Skinned mesh clone with vertices culling


In our project we have characters which can wear garments. Characters are skinned meshes and, to avoid clipping, we need to make it read/write, clone the mesh and remove from index buffer occluded vertices.
Issues in such approach are:

  • Clone mesh is slow (Instantiate)
  • The mesh must be marked as read/write (unnecessary cpu-side mesh copies)
  • Shared mesh data (vertices buffer) is duplicated per character

So, is there any better way to deal with "vertices" culling? Or solution for any issue I listed?


1 Like

Hello, this problem can be quite content specific. An alternative approach you could consider is pushing the vertices inward so they do not stick through the garments. You can push the vertices around by either using blend shapes or through a vertex shader. Both approaches avoid point 1 and 2.

If you use blend shapes you still end up with a vertex buffer per mesh on the GPU. But some of the meshes may already have this if they are also skinned.

For the vertex shader approach you will share the same mesh buffer, but pay for the deformation each time the vertex shader executes. This approach potentially offers more flexibility. You could pull all vertices inwards based on the distance to a point. Or you could utilize an additional vertex channel (for example vertex colors) to mask which vertices get moved. This Unity learn tutorial shows how you can move vertices in shaders using a shader graph.

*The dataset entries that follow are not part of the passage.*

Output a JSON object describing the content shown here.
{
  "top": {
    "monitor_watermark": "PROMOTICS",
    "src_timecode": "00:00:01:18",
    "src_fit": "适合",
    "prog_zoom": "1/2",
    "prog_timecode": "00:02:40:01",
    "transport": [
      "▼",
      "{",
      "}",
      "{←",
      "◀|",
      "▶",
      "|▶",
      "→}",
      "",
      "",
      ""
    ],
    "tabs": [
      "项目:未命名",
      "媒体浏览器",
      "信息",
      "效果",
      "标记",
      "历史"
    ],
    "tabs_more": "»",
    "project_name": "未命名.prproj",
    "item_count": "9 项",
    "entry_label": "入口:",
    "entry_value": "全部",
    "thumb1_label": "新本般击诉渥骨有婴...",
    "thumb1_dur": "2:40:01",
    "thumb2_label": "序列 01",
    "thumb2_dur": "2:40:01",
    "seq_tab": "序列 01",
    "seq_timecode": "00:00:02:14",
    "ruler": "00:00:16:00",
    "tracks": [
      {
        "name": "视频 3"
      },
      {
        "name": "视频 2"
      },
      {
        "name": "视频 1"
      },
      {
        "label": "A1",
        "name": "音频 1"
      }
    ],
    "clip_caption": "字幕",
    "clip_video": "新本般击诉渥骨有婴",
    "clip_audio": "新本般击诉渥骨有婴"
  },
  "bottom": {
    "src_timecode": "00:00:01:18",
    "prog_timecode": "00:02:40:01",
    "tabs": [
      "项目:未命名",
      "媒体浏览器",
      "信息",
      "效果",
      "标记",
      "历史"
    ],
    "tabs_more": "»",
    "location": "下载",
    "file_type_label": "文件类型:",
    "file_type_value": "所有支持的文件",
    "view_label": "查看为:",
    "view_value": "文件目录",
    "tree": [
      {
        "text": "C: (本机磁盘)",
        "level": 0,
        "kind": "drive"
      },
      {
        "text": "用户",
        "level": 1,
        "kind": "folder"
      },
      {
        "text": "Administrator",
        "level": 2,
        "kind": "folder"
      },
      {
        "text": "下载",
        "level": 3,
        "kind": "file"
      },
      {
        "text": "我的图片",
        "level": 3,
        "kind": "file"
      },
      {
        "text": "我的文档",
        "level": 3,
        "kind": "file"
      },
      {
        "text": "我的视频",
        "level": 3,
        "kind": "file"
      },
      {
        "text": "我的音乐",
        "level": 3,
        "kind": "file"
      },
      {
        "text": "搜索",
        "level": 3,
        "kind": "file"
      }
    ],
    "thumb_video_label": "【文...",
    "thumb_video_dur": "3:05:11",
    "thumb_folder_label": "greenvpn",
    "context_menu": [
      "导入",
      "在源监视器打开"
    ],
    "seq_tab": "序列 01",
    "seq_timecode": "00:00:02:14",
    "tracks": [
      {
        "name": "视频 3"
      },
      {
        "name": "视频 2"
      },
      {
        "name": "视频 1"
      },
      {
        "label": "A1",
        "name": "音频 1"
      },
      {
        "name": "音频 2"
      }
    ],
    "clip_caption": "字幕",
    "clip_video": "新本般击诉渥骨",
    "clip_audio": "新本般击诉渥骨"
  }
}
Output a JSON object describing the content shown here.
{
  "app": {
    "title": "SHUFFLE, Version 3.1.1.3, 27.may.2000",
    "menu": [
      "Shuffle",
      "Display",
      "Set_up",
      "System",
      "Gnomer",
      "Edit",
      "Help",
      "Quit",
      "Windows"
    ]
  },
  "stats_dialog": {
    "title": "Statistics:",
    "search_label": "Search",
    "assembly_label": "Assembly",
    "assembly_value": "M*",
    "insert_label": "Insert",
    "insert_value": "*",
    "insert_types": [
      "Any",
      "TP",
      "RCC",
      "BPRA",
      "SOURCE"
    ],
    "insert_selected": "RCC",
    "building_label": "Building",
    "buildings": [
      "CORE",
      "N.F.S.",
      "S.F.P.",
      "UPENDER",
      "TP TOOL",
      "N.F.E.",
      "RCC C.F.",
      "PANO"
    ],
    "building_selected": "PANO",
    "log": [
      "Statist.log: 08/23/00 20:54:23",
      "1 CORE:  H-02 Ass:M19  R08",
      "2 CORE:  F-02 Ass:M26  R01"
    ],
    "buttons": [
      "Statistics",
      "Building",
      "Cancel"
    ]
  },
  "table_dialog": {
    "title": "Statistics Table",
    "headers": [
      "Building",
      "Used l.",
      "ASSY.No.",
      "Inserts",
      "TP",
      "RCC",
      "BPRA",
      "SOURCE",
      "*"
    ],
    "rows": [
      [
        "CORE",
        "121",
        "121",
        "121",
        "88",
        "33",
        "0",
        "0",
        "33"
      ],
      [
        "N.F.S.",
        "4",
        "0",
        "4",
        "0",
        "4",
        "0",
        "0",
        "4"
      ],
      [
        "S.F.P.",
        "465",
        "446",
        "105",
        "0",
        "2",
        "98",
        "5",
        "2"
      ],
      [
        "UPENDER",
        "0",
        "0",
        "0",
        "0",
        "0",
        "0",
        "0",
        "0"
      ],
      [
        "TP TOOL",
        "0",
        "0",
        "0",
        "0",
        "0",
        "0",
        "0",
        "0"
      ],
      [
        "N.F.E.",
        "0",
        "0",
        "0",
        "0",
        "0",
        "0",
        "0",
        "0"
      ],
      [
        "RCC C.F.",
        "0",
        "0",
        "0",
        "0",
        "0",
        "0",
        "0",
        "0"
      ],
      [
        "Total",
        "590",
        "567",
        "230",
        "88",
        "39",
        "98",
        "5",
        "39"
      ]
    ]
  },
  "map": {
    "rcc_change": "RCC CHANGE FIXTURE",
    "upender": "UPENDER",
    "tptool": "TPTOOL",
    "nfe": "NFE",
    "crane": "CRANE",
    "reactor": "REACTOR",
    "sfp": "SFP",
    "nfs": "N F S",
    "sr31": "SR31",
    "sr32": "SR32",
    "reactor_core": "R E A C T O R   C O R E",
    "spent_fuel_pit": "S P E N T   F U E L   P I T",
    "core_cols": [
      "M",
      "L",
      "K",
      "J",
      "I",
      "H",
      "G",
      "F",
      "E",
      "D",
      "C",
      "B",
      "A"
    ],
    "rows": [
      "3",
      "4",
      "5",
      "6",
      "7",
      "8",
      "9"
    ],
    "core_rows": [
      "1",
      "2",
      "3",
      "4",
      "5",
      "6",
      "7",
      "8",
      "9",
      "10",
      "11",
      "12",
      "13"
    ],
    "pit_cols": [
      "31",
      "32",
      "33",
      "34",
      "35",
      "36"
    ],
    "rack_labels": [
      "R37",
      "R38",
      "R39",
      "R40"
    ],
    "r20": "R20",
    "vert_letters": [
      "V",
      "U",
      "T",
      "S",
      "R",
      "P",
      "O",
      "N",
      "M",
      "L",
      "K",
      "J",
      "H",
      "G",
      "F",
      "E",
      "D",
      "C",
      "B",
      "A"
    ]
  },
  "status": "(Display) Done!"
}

I was hoping there is some trick to share vertex buffer (but, from your comment I get that if I have blendshapes then there will be separate vertex buffer either way) and amend indices buffer without marking mesh as read/write.

Blendshapes are very memory intense, so it would end up even worse :)

Custom shader would be another "entity" to maintain and require whole system to be rewritten, but maybe.

It would be a great to have build-in layered garments system in Unity, so there wouldn't be a need for custom solution, but there are bigger needs xd So keep doing good job.

If you haven’t, check out UMA2. It is an open source system doing exactly what you need. This means you can look into their code how they are doing these things (they allow people to set up mask vertices to hide the underlying mesh upon clothing change and AFAIK they can also “bake” it, so it won’t use that much resources).

Never heard of UMA, but will try. Thanks

You can find it in the asset store or on GitHub.